__Items from a dataset__
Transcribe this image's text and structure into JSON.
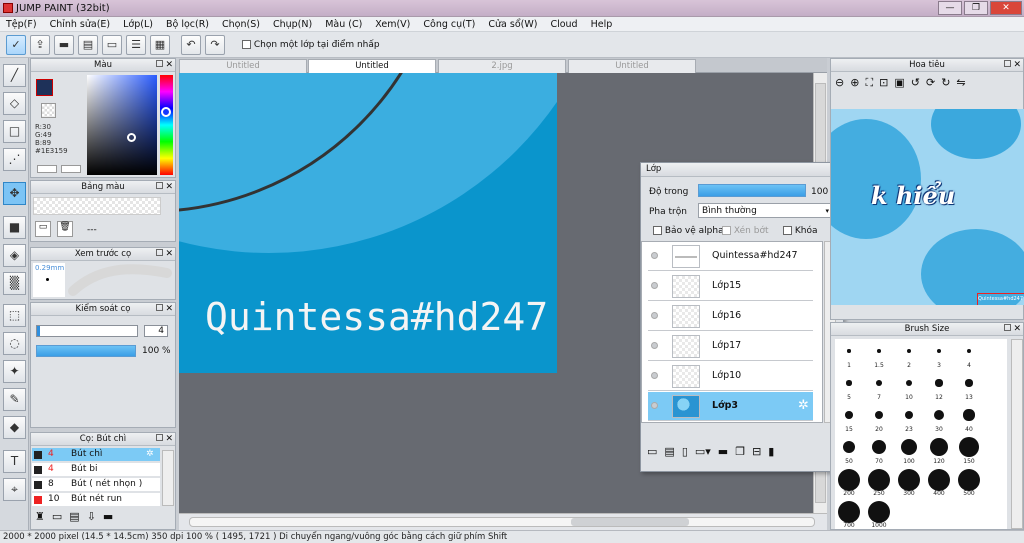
{
  "window": {
    "title": "JUMP PAINT (32bit)",
    "min": "—",
    "max": "❐",
    "close": "✕"
  },
  "menu": [
    "Tệp(F)",
    "Chỉnh sửa(E)",
    "Lớp(L)",
    "Bộ lọc(R)",
    "Chọn(S)",
    "Chụp(N)",
    "Màu (C)",
    "Xem(V)",
    "Công cụ(T)",
    "Cửa sổ(W)",
    "Cloud",
    "Help"
  ],
  "toolbar": {
    "select_layer_at_point": "Chọn một lớp tại điểm nhấp"
  },
  "color_panel": {
    "title": "Màu",
    "r": "R:30",
    "g": "G:49",
    "b": "B:89",
    "hex": "#1E3159",
    "primary_color": "#1E3159"
  },
  "swatch_panel": {
    "title": "Bảng màu",
    "value": "---"
  },
  "brush_preview": {
    "title": "Xem trước cọ",
    "size": "0.29mm"
  },
  "brush_control": {
    "title": "Kiểm soát cọ",
    "size_value": "4",
    "opacity_value": "100 %"
  },
  "brush_list": {
    "title": "Cọ: Bút chì",
    "items": [
      {
        "size": "4",
        "name": "Bút chì",
        "color": "#ff2222"
      },
      {
        "size": "4",
        "name": "Bút bi",
        "color": "#ff2222"
      },
      {
        "size": "8",
        "name": "Bút ( nét nhọn )",
        "color": "#222222"
      },
      {
        "size": "10",
        "name": "Bút nét run",
        "color": "#ee2222"
      }
    ]
  },
  "tabs": [
    "Untitled",
    "Untitled",
    "2.jpg",
    "Untitled"
  ],
  "canvas": {
    "text": "Quintessa#hd247"
  },
  "layers_panel": {
    "title": "Lớp",
    "opacity_label": "Độ trong",
    "opacity_value": "100 %",
    "blend_label": "Pha trộn",
    "blend_value": "Bình thường",
    "protect_alpha": "Bảo vệ alpha",
    "clip": "Xén bớt",
    "lock": "Khóa",
    "layers": [
      {
        "name": "Quintessa#hd247"
      },
      {
        "name": "Lớp15"
      },
      {
        "name": "Lớp16"
      },
      {
        "name": "Lớp17"
      },
      {
        "name": "Lớp10"
      },
      {
        "name": "Lớp3"
      }
    ]
  },
  "navigator": {
    "title": "Hoa tiêu",
    "thumb_text": "k hiểu",
    "thumb_sub": "Quintessa#hd247"
  },
  "brush_size": {
    "title": "Brush Size",
    "sizes": [
      "1",
      "1.5",
      "2",
      "3",
      "4",
      "5",
      "7",
      "10",
      "12",
      "13",
      "15",
      "20",
      "23",
      "30",
      "40",
      "50",
      "70",
      "100",
      "120",
      "150",
      "200",
      "250",
      "300",
      "400",
      "500",
      "700",
      "1000"
    ]
  },
  "status": {
    "text": "2000 * 2000 pixel   (14.5 * 14.5cm)   350 dpi   100 %   ( 1495, 1721 )   Di chuyển ngang/vuông góc bằng cách giữ phím Shift"
  }
}
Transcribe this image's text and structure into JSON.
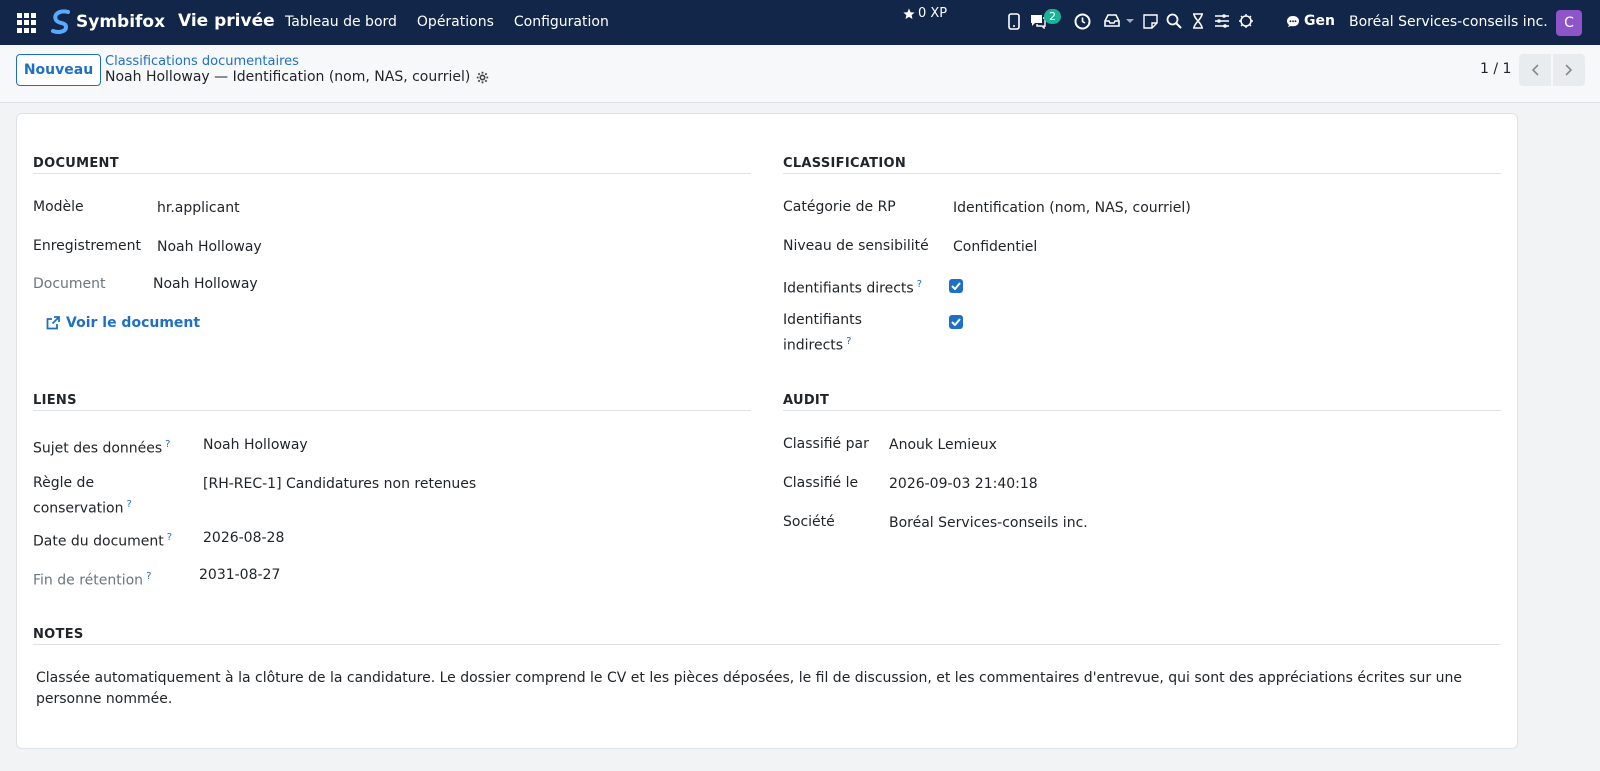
{
  "navbar": {
    "brand": "Symbifox",
    "app_title": "Vie privée",
    "menu": [
      "Tableau de bord",
      "Opérations",
      "Configuration"
    ],
    "xp": "0 XP",
    "messages_count": "2",
    "gen_label": "Gen",
    "company": "Boréal Services-conseils inc.",
    "avatar_initial": "C"
  },
  "control": {
    "new_button": "Nouveau",
    "breadcrumb_parent": "Classifications documentaires",
    "breadcrumb_current": "Noah Holloway — Identification (nom, NAS, courriel)",
    "pager": "1 / 1"
  },
  "document": {
    "title": "DOCUMENT",
    "model_label": "Modèle",
    "model_value": "hr.applicant",
    "record_label": "Enregistrement",
    "record_value": "Noah Holloway",
    "doc_label": "Document",
    "doc_value": "Noah Holloway",
    "view_link": "Voir le document"
  },
  "classification": {
    "title": "CLASSIFICATION",
    "category_label": "Catégorie de RP",
    "category_value": "Identification (nom, NAS, courriel)",
    "sensitivity_label": "Niveau de sensibilité",
    "sensitivity_value": "Confidentiel",
    "direct_label": "Identifiants directs",
    "indirect_label_1": "Identifiants",
    "indirect_label_2": "indirects"
  },
  "links": {
    "title": "LIENS",
    "subject_label": "Sujet des données",
    "subject_value": "Noah Holloway",
    "rule_label_1": "Règle de",
    "rule_label_2": "conservation",
    "rule_value": "[RH-REC-1] Candidatures non retenues",
    "date_label": "Date du document",
    "date_value": "2026-08-28",
    "end_label": "Fin de rétention",
    "end_value": "2031-08-27"
  },
  "audit": {
    "title": "AUDIT",
    "by_label": "Classifié par",
    "by_value": "Anouk Lemieux",
    "on_label": "Classifié le",
    "on_value": "2026-09-03 21:40:18",
    "company_label": "Société",
    "company_value": "Boréal Services-conseils inc."
  },
  "notes": {
    "title": "NOTES",
    "text": "Classée automatiquement à la clôture de la candidature. Le dossier comprend le CV et les pièces déposées, le fil de discussion, et les commentaires d'entrevue, qui sont des appréciations écrites sur une personne nommée."
  },
  "help_mark": "?",
  "colors": {
    "navbar": "#12264a",
    "accent": "#1f6fc5",
    "avatar": "#8e55c9",
    "badge": "#1ab394"
  },
  "icons": [
    "apps-grid-icon",
    "star-icon",
    "phone-icon",
    "chat-icon",
    "clock-icon",
    "inbox-icon",
    "note-icon",
    "search-icon",
    "hourglass-icon",
    "sliders-icon",
    "bug-icon",
    "gear-icon",
    "external-link-icon",
    "chevron-left-icon",
    "chevron-right-icon",
    "check-icon"
  ]
}
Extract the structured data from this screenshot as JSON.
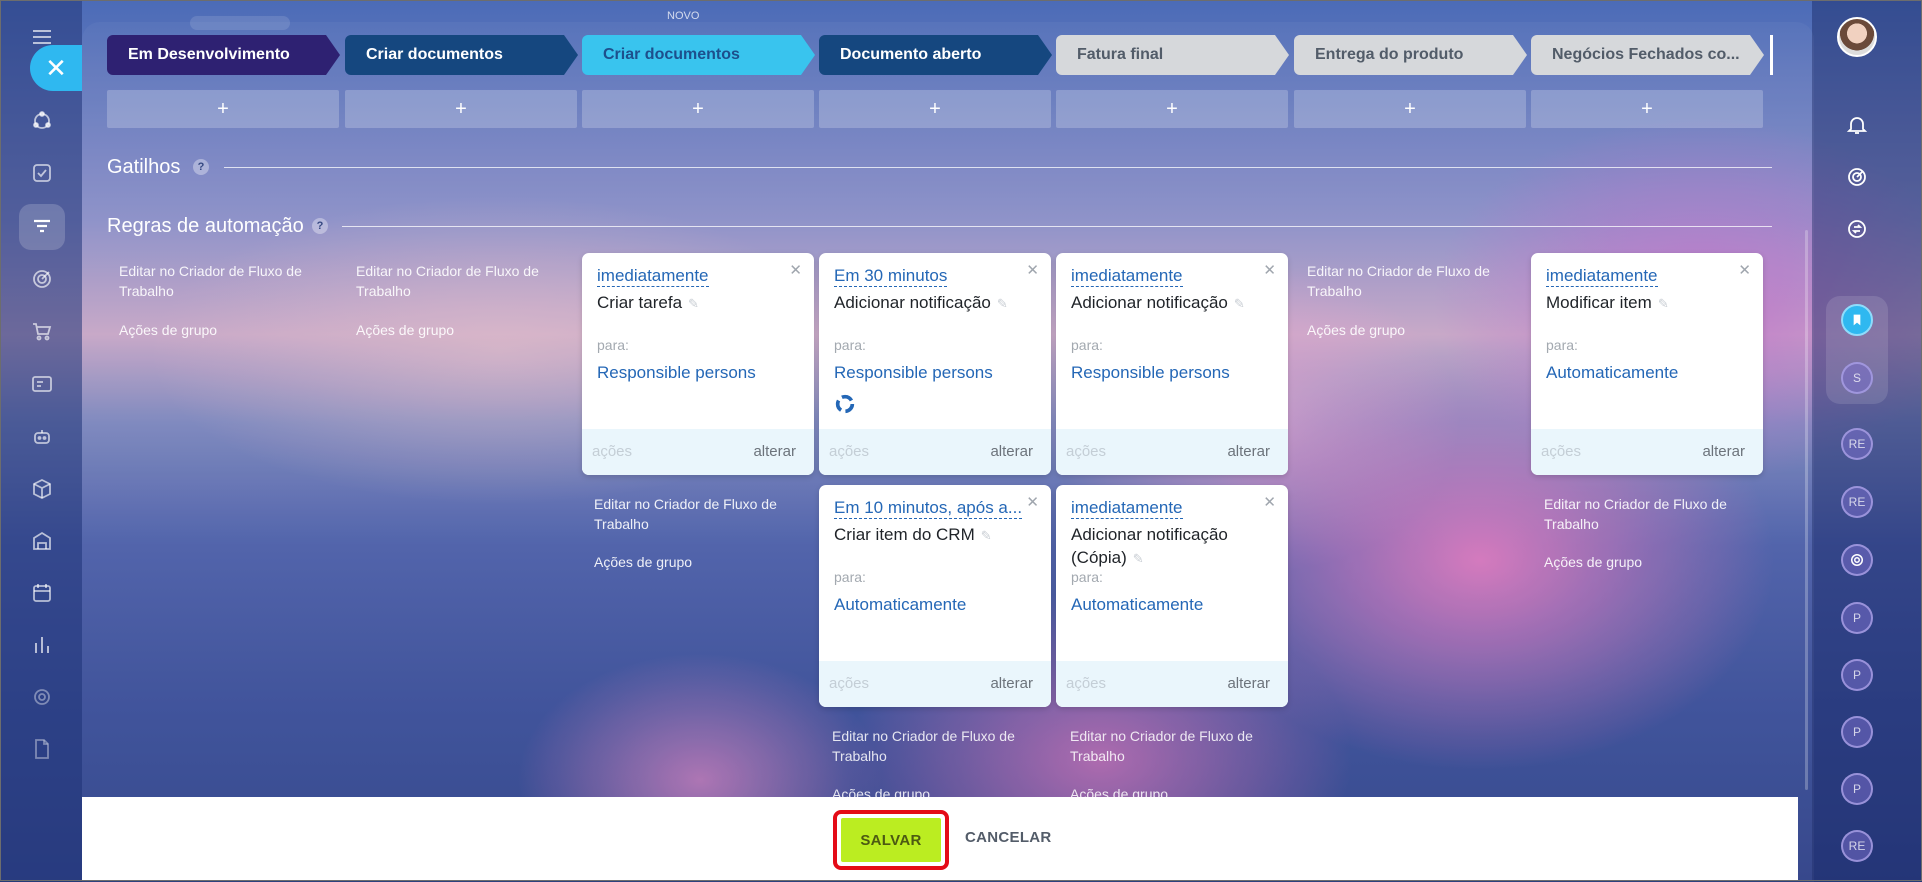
{
  "colors": {
    "stage_dark": "#2e2172",
    "stage_navy": "#15477f",
    "stage_cyan": "#39c4ee",
    "stage_grey": "#d6d8db",
    "link_blue": "#2467b6",
    "save_green": "#bbed21",
    "highlight_red": "#e40b17"
  },
  "topbar": {
    "new_tag": "NOVO"
  },
  "left_nav": {
    "close_icon": "close-icon",
    "icons": [
      "menu-icon",
      "network-icon",
      "tasks-icon",
      "crm-funnel-icon",
      "target-icon",
      "cart-icon",
      "contact-card-icon",
      "robot-icon",
      "box-icon",
      "building-icon",
      "calendar-icon",
      "chart-icon",
      "settings-icon",
      "document-icon"
    ]
  },
  "stages": [
    {
      "label": "Em Desenvolvimento",
      "color": "#2e2172",
      "text_color": "#ffffff"
    },
    {
      "label": "Criar documentos",
      "color": "#15477f",
      "text_color": "#ffffff"
    },
    {
      "label": "Criar documentos",
      "color": "#39c4ee",
      "text_color": "#1d4f8c"
    },
    {
      "label": "Documento aberto",
      "color": "#15477f",
      "text_color": "#ffffff"
    },
    {
      "label": "Fatura final",
      "color": "#d6d8db",
      "text_color": "#525c69"
    },
    {
      "label": "Entrega do produto",
      "color": "#d6d8db",
      "text_color": "#525c69"
    },
    {
      "label": "Negócios Fechados co...",
      "color": "#d6d8db",
      "text_color": "#525c69"
    }
  ],
  "plus_symbol": "+",
  "triggers": {
    "title": "Gatilhos",
    "help": "?"
  },
  "rules": {
    "title": "Regras de automação",
    "help": "?"
  },
  "column_links": {
    "edit": "Editar no Criador de Fluxo de Trabalho",
    "group": "Ações de grupo"
  },
  "cards": [
    {
      "when": "imediatamente",
      "action": "Criar tarefa",
      "para": "para:",
      "target": "Responsible persons",
      "acoes": "ações",
      "alterar": "alterar"
    },
    {
      "when": "Em 30 minutos",
      "action": "Adicionar notificação",
      "para": "para:",
      "target": "Responsible persons",
      "acoes": "ações",
      "alterar": "alterar"
    },
    {
      "when": "imediatamente",
      "action": "Adicionar notificação",
      "para": "para:",
      "target": "Responsible persons",
      "acoes": "ações",
      "alterar": "alterar"
    },
    {
      "when": "imediatamente",
      "action": "Modificar item",
      "para": "para:",
      "target": "Automaticamente",
      "acoes": "ações",
      "alterar": "alterar"
    },
    {
      "when": "Em 10 minutos, após a...",
      "action": "Criar item do CRM",
      "para": "para:",
      "target": "Automaticamente",
      "acoes": "ações",
      "alterar": "alterar"
    },
    {
      "when": "imediatamente",
      "action": "Adicionar notificação (Cópia)",
      "para": "para:",
      "target": "Automaticamente",
      "acoes": "ações",
      "alterar": "alterar"
    }
  ],
  "footer": {
    "save": "SALVAR",
    "cancel": "CANCELAR"
  },
  "right_rail": {
    "icons": [
      "bell-icon",
      "target-icon",
      "sync-chat-icon",
      "bookmark-icon"
    ],
    "avatars": [
      "S",
      "RE",
      "RE",
      "P",
      "P",
      "P",
      "P",
      "RE"
    ]
  }
}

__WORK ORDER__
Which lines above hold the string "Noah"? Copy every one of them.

__EXPECTED OUTPUT__
    "breadcrumb_current": "Noah Holloway — Identification (nom, NAS, courriel)",
    "record_value": "Noah Holloway",
    "doc_value": "Noah Holloway",
    "subject_value": "Noah Holloway",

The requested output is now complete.